Instructions to follow: Count up the lines below that hold "Настройки", then give that count by itself.

━━━━━━━━

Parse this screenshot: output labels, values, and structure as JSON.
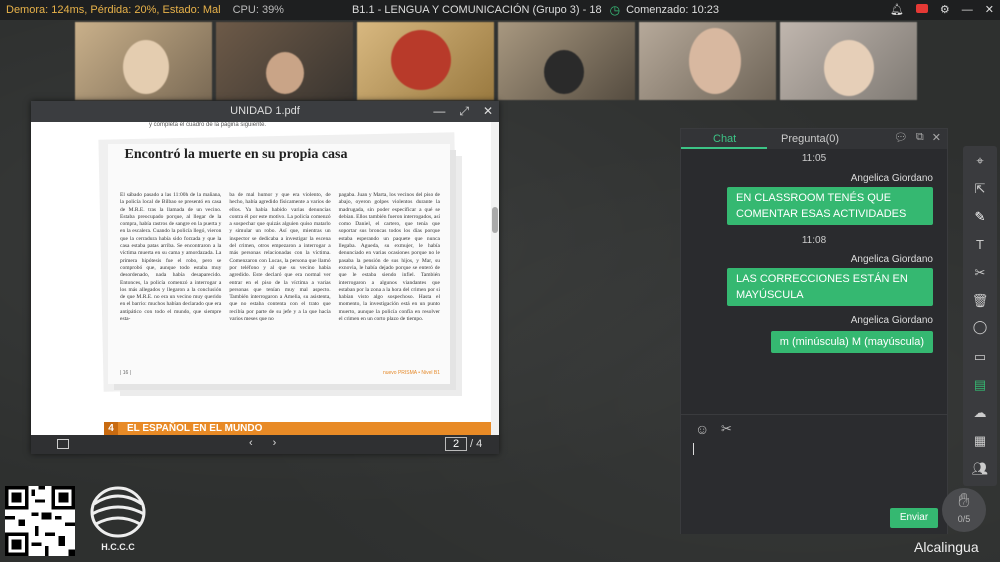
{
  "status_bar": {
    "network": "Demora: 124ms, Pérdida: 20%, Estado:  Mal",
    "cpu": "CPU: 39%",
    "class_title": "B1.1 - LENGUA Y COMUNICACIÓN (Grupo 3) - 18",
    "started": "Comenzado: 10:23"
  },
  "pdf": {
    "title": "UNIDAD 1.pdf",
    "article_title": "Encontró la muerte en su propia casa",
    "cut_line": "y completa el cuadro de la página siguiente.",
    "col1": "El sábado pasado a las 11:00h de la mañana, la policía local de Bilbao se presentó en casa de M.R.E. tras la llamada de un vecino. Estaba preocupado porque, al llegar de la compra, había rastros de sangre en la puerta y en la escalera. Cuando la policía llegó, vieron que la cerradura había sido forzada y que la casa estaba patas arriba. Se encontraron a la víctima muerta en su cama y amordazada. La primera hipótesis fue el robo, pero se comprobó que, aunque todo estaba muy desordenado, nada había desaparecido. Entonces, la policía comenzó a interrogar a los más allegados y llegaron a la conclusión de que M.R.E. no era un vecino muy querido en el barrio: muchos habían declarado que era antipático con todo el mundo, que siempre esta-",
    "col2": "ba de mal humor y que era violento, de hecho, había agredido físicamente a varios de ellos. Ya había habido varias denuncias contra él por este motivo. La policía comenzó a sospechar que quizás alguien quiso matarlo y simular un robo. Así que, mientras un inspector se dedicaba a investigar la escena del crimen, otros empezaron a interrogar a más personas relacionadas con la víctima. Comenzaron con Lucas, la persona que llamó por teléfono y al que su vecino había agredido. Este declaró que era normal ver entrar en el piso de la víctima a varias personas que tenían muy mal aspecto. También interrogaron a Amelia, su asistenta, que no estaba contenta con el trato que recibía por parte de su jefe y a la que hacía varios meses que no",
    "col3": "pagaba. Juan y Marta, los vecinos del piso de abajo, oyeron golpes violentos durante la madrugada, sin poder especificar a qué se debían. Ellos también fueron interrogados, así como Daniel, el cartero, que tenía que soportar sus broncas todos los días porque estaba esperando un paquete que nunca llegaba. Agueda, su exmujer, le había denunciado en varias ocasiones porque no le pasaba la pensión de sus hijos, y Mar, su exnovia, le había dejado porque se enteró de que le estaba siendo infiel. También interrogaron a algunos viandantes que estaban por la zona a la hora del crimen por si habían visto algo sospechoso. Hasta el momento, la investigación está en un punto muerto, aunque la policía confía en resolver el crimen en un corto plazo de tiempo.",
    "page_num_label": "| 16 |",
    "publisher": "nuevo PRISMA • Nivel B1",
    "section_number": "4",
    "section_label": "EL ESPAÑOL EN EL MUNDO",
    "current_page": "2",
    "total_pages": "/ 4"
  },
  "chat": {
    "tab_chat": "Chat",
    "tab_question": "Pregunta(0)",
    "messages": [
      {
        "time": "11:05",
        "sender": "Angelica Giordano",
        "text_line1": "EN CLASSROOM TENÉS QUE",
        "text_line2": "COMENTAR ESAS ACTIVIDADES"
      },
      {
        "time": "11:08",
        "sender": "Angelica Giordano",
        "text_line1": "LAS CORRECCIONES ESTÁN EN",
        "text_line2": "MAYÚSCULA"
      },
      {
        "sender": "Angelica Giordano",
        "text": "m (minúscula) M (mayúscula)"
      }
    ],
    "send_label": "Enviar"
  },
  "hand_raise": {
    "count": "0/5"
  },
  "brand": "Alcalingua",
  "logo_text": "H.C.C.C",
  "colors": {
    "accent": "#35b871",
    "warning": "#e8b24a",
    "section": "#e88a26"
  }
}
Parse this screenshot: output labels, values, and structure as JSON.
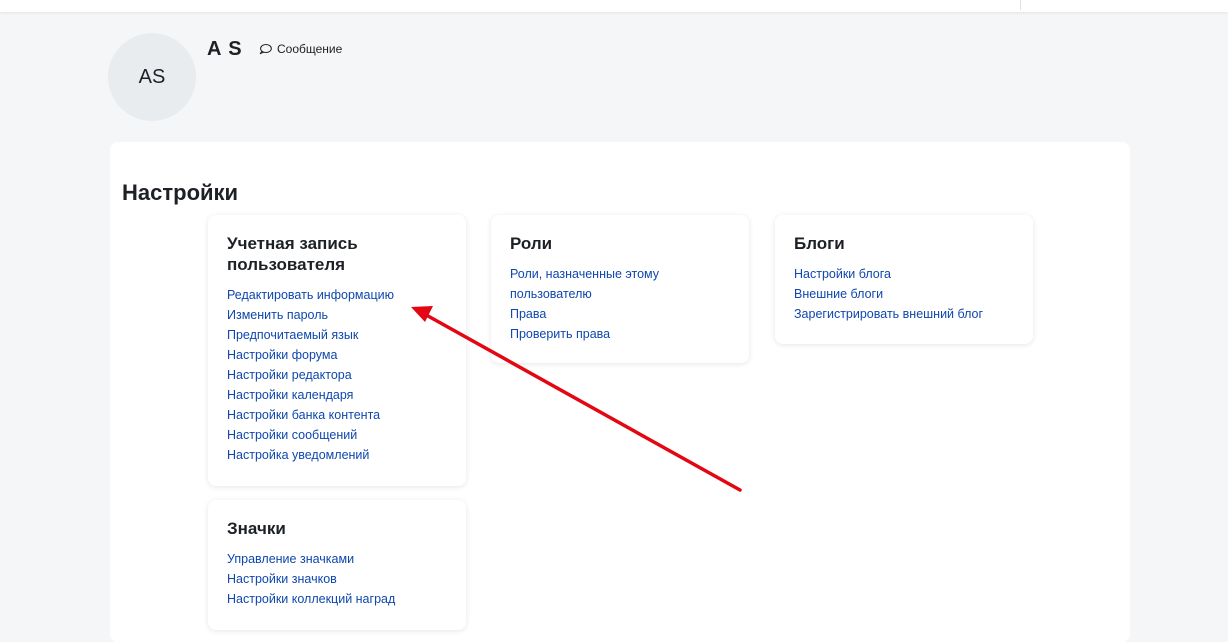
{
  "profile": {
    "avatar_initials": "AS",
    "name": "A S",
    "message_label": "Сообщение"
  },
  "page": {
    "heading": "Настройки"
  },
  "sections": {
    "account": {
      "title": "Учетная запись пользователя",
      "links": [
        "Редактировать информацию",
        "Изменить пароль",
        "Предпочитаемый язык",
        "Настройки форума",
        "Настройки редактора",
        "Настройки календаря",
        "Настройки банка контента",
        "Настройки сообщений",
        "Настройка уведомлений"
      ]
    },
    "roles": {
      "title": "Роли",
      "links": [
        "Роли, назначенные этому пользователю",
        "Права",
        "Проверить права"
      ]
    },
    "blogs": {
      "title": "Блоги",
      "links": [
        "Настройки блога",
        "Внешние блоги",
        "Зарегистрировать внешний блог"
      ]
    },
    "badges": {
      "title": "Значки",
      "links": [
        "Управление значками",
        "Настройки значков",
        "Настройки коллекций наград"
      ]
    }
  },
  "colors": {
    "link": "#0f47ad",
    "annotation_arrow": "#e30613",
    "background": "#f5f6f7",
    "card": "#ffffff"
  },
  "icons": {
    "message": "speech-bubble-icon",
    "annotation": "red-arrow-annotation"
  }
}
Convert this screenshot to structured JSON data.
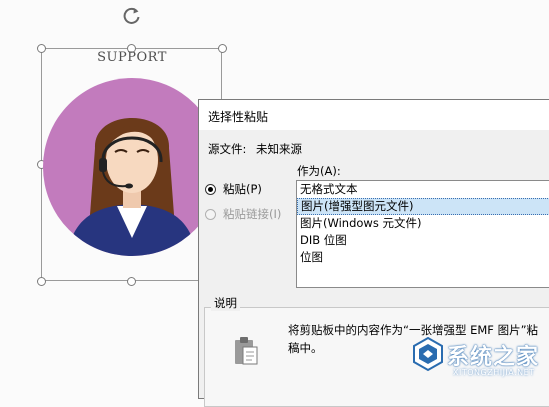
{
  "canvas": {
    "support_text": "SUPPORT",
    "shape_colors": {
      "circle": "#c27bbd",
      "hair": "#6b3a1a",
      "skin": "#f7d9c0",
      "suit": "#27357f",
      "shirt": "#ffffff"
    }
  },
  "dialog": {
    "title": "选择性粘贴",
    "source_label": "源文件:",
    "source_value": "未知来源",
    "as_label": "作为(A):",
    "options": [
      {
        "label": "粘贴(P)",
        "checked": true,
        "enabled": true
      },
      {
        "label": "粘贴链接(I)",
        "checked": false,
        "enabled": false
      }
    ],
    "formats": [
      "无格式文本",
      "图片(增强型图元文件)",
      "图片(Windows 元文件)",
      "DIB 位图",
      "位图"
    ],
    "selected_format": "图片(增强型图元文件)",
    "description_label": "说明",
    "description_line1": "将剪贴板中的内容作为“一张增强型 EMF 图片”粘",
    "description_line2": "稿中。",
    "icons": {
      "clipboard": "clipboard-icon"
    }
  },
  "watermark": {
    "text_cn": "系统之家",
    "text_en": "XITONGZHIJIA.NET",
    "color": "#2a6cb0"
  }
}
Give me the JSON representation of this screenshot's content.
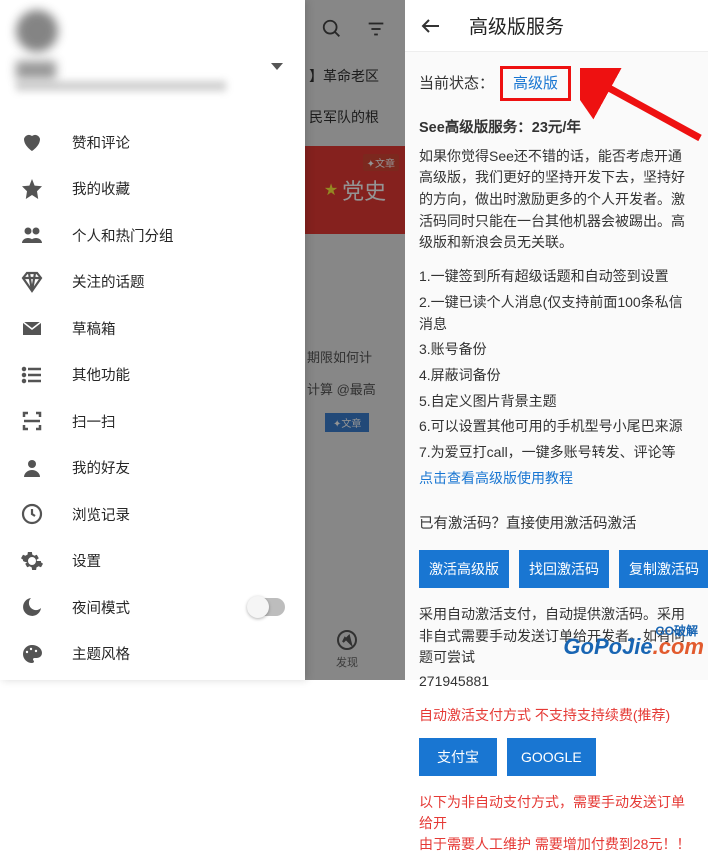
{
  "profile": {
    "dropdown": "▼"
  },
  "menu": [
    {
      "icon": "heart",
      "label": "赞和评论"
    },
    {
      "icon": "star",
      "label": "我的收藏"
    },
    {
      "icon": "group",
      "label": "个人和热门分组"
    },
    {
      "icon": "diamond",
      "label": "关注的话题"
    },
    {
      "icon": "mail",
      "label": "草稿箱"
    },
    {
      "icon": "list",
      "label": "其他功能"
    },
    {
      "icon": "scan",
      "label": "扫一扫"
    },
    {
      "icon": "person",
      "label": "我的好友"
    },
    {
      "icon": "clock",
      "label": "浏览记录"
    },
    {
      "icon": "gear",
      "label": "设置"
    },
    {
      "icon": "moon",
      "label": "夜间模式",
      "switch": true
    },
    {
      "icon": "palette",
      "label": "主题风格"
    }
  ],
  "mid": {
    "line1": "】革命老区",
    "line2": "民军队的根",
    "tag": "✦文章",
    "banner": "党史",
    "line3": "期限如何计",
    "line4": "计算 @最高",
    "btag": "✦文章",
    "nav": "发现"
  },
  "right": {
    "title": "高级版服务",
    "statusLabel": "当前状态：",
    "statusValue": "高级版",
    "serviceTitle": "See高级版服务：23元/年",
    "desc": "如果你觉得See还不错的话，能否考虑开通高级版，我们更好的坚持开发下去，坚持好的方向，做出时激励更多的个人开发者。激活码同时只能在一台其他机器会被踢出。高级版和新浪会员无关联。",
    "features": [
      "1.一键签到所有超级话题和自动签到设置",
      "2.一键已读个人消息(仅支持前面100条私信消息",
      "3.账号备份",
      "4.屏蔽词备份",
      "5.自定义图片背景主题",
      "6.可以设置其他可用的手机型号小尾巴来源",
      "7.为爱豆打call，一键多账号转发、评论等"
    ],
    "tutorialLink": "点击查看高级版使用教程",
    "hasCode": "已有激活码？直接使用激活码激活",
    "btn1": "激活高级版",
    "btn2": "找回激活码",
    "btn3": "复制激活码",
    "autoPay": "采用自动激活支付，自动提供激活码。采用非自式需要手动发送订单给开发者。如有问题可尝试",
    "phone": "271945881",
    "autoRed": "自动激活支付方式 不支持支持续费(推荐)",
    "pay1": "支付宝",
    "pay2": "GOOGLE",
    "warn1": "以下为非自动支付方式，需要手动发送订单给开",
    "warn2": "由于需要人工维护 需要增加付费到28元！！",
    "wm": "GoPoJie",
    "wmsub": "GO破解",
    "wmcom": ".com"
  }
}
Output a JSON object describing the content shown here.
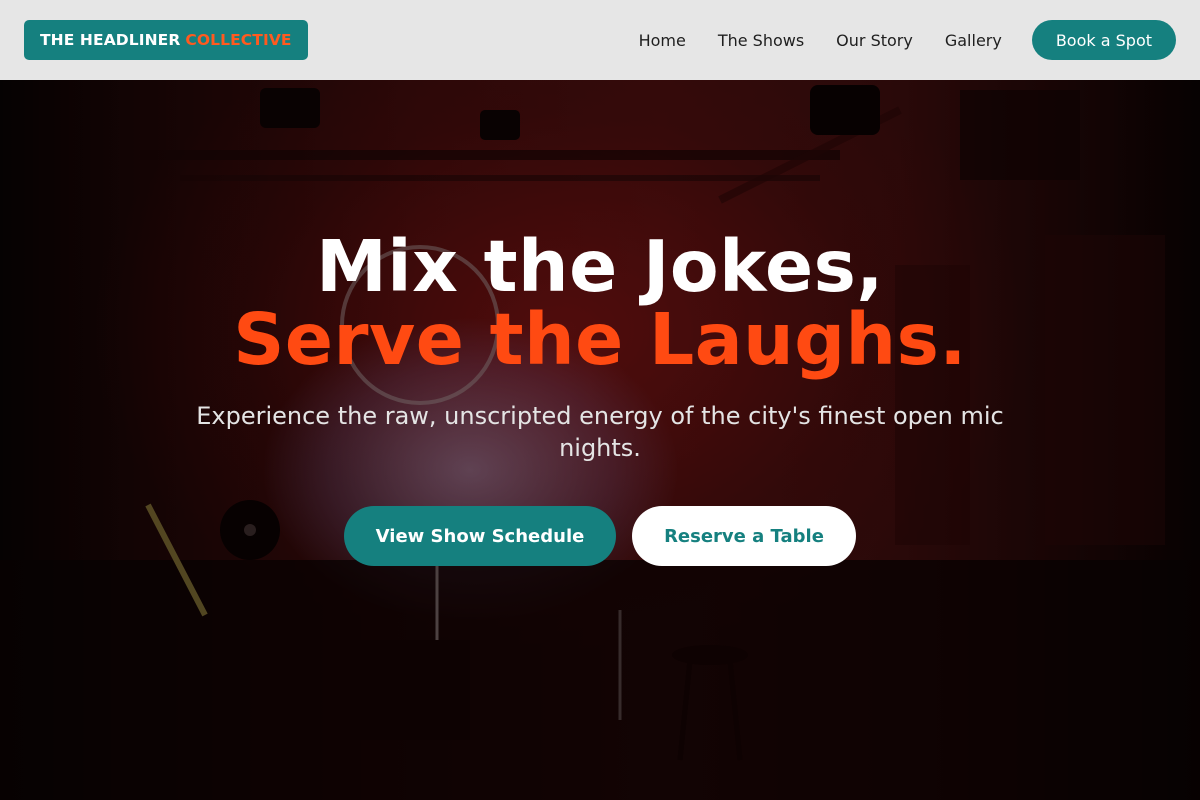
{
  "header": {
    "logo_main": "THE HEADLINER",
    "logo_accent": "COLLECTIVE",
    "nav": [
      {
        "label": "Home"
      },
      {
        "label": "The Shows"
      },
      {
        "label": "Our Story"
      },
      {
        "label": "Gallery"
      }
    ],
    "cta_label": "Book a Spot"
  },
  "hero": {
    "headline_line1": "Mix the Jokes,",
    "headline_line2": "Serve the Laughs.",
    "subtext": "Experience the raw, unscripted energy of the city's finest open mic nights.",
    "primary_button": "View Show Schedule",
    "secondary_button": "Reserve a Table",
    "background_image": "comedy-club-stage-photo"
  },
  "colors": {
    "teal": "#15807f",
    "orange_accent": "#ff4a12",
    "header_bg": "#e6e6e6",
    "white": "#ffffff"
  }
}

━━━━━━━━

Answer to this task: 9